Acton Commentary

The Church and Globalization


The Church has the potential to tackle world poverty and to change the culture of globalization in ways that governments and international institutions do not.

It is very easy in considering the challenges of globalization and international development to enter a secular debate — using secular terms — on globalization and international development in which the Christian faith has seemingly limited relevance and is reduced to the margins. Jesus, however, was under no illusion of the claims He was making when He declared, “I am the Way, the Truth and the Life.” While Christ’s kingdom is “not of this world,” Scripture makes clear that Christ’s kingdom is nevertheless relevant to every aspect of our life in this world. The Church is a witness to that kingdom and because of that has great potential to influence our world for the better.

Let me provide two concrete examples of what this might mean: the Church in Africa and the leadership of business. All of the initiatives proposed by G8 countries to help sub-Saharan Africa — dealing with debt, aid, trade, and so forth — are “top-down” initiatives. The decisions made at the Gleneagles meeting in 2005 were all “top-down” proposals. The report of the Commission on Africa made eighty recommendations. Of these, seventy-eight recommendations were addressed exclusively to African governments, the governments of donor countries, or a combination of these. The question that needs to be asked regarding such top down initiatives is how they translate into tangible results affecting the lives of ordinary people in the villages and small towns of rural Africa. Sadly, the perception is that they do not.

It is here that the Church scores highly. If we take sub-Saharan Africa as an example, the Christian Church numbered around sixty million people in 1960. Today that figure is between 350–400 million. The Church in Africa is in closer touch with the poor — those living on less than one dollar per day — than any other institution. Moreover, the Church has a stable administrative infrastructure through its provinces, dioceses, and parishes, which is unrivalled and is in marked contrast to the often-failed structures of local government. The Church has a highly respected leadership (unlike the political class in Africa) who are trained, experienced, and live permanently in the communities they serve. This is a vivid contrast to aid workers and officials of international institutions. Through the provision of schools, hospitals, clinics, dispensaries and, more recently, micro-finance initiatives, the Church has a proven track record in helping the poor.
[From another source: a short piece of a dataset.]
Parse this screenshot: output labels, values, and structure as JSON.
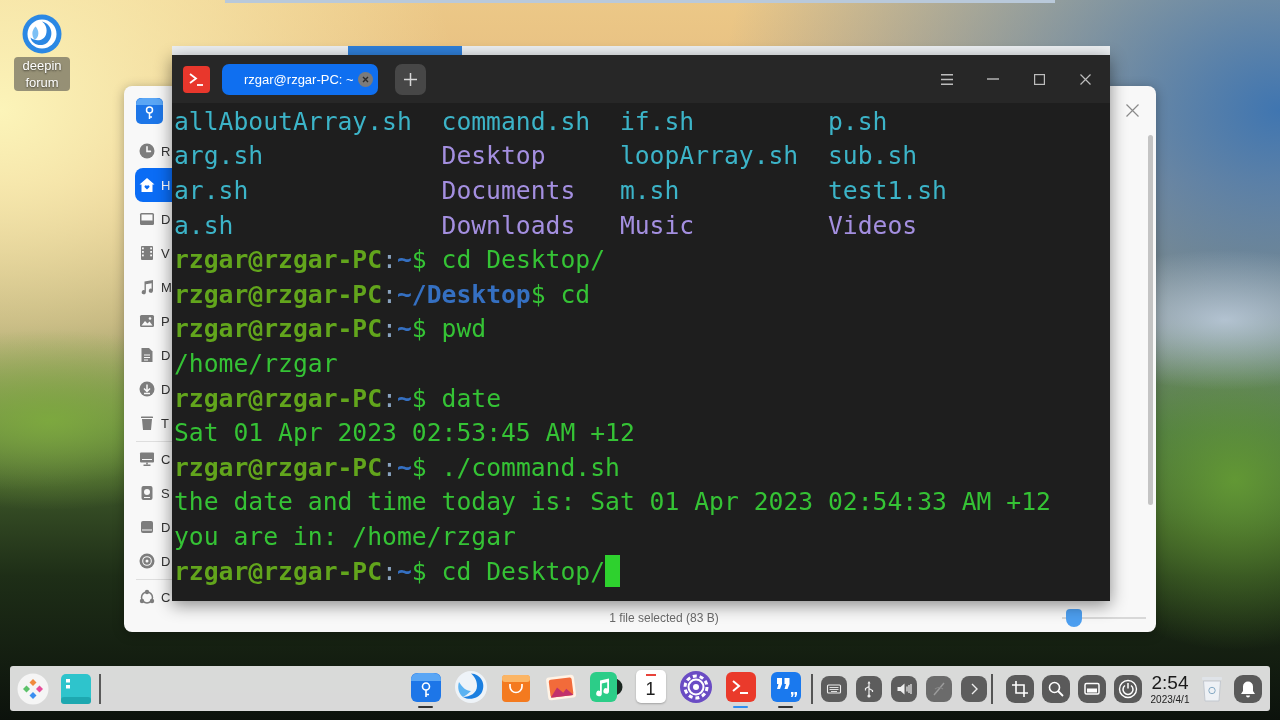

This should not surprise us. In Deus Caritas Est, Pope Benedict XVI stated:

for the Church, charity is not a kind of welfare activity which could equally well be left to others, but is part of her nature, an indispensable expression of her very being.

The Church in Africa is a sleeping giant with enormous potential. The challenge faced by Christians in wealthy countries is how we can serve the Church in Africa so that in turn it can most effectively serve its people.

Another area of enormous potential influence is business leadership. We have argued that the sine qua non for economic development is the creation of a vibrant private sector in developing countries. Successful private sector companies provide jobs, training, exports, and community involvement. Christians ought to be committed to shaping companies in ways that allow people to develop and pursue excellence. Throughout G7 countries, there are thousands of Christians in positions of business leadership, not least in those companies that are at the heart of globalization. There will be others, maybe of other faiths or even no faith, who will have equally high ideals for corporate life. Once again, I believe that the Church is in a unique position to mobilize its members to take responsibility and leadership. To cite Benedict XVI’s Deus Caritas Est again:

In today’s complex situation, not least because of the growth of a globalized economy, the Church’s social doctrine has become a set of fundamental guidelines offering approaches that are valid even beyond the confines of the Church.

If globalization is not to stall, it urgently needs legitimacy in terms of a moral framework that explains and promotes not just wealth creation as a moral imperative but also the ways in which poor countries can benefit and the environment can be protected.

This article is excerpted from Lord Brian Griffiths' new Acton monograph, “Globalization, Poverty, and International Development: Insights from Centesimus Annus.”